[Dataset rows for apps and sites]
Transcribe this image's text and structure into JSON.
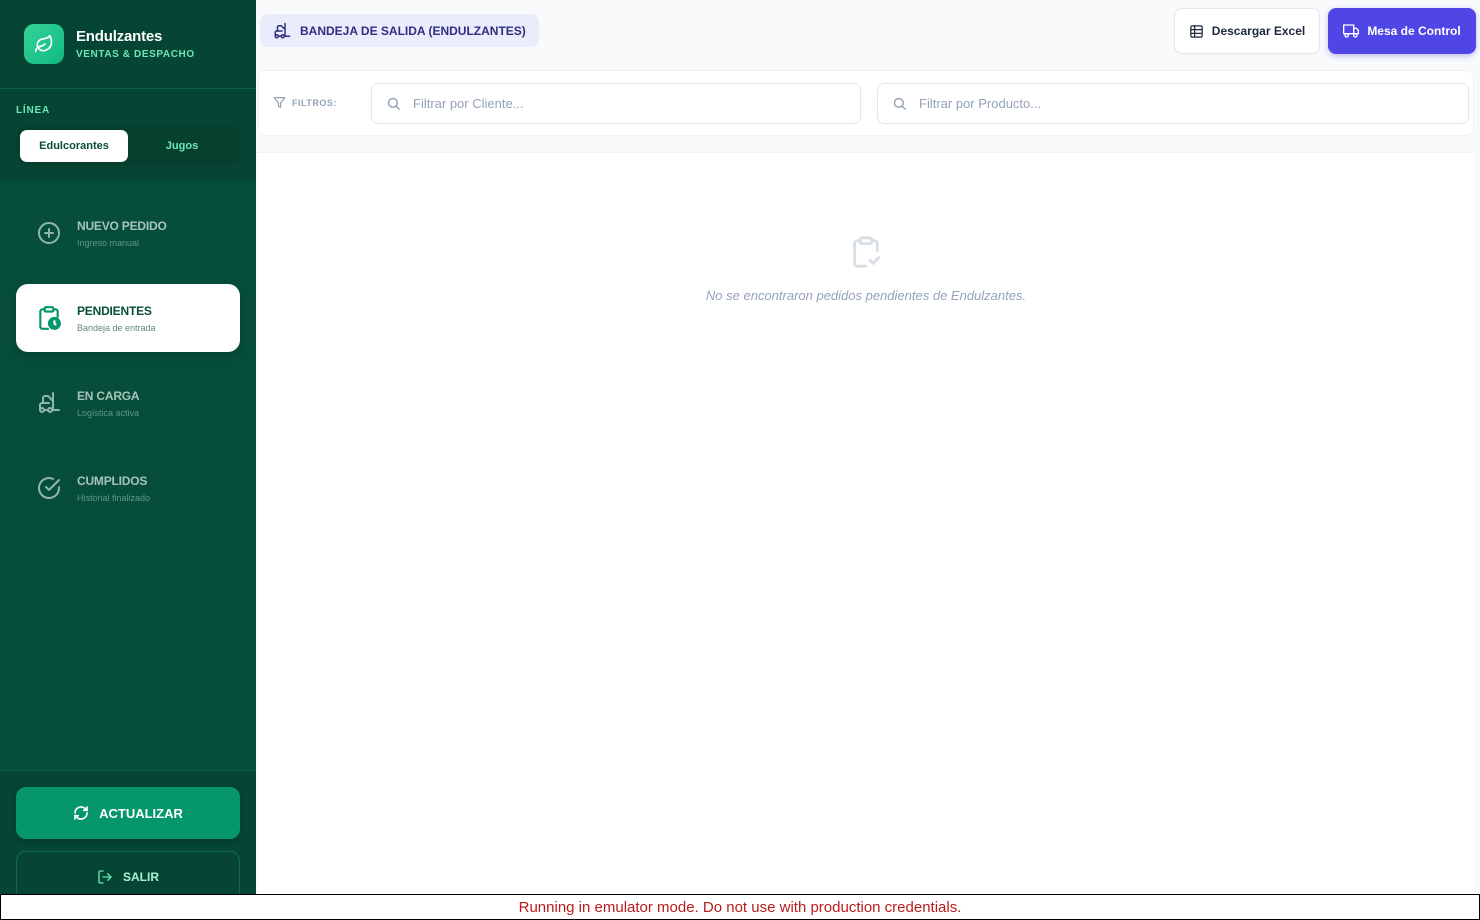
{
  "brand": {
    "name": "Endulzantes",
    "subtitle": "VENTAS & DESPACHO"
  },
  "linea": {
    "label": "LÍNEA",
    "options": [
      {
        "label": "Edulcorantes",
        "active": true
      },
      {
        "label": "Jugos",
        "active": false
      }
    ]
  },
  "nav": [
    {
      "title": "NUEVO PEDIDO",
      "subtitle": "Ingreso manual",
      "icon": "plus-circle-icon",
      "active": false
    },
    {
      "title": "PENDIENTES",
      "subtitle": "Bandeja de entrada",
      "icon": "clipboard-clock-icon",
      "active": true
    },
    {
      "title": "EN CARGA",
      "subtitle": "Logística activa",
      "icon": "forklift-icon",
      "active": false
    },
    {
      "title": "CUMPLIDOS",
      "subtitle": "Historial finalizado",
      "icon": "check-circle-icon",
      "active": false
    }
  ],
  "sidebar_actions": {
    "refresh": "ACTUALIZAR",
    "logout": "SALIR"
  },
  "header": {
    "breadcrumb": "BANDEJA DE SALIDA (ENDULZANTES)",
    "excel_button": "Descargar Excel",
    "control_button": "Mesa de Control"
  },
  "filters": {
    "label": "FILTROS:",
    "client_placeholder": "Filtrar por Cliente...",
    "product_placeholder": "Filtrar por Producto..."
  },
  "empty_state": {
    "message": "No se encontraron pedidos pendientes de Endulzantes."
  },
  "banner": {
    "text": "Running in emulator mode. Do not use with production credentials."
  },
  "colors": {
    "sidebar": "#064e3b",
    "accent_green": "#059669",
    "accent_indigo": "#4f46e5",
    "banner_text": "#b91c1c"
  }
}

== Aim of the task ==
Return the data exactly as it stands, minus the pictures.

== Your solution ==
Transcribe this image's text and structure into JSON.
{
  "brand": {
    "name": "Endulzantes",
    "subtitle": "VENTAS & DESPACHO"
  },
  "linea": {
    "label": "LÍNEA",
    "options": [
      {
        "label": "Edulcorantes",
        "active": true
      },
      {
        "label": "Jugos",
        "active": false
      }
    ]
  },
  "nav": [
    {
      "title": "NUEVO PEDIDO",
      "subtitle": "Ingreso manual",
      "icon": "plus-circle-icon",
      "active": false
    },
    {
      "title": "PENDIENTES",
      "subtitle": "Bandeja de entrada",
      "icon": "clipboard-clock-icon",
      "active": true
    },
    {
      "title": "EN CARGA",
      "subtitle": "Logística activa",
      "icon": "forklift-icon",
      "active": false
    },
    {
      "title": "CUMPLIDOS",
      "subtitle": "Historial finalizado",
      "icon": "check-circle-icon",
      "active": false
    }
  ],
  "sidebar_actions": {
    "refresh": "ACTUALIZAR",
    "logout": "SALIR"
  },
  "header": {
    "breadcrumb": "BANDEJA DE SALIDA (ENDULZANTES)",
    "excel_button": "Descargar Excel",
    "control_button": "Mesa de Control"
  },
  "filters": {
    "label": "FILTROS:",
    "client_placeholder": "Filtrar por Cliente...",
    "product_placeholder": "Filtrar por Producto..."
  },
  "empty_state": {
    "message": "No se encontraron pedidos pendientes de Endulzantes."
  },
  "banner": {
    "text": "Running in emulator mode. Do not use with production credentials."
  },
  "colors": {
    "sidebar": "#064e3b",
    "accent_green": "#059669",
    "accent_indigo": "#4f46e5",
    "banner_text": "#b91c1c"
  }
}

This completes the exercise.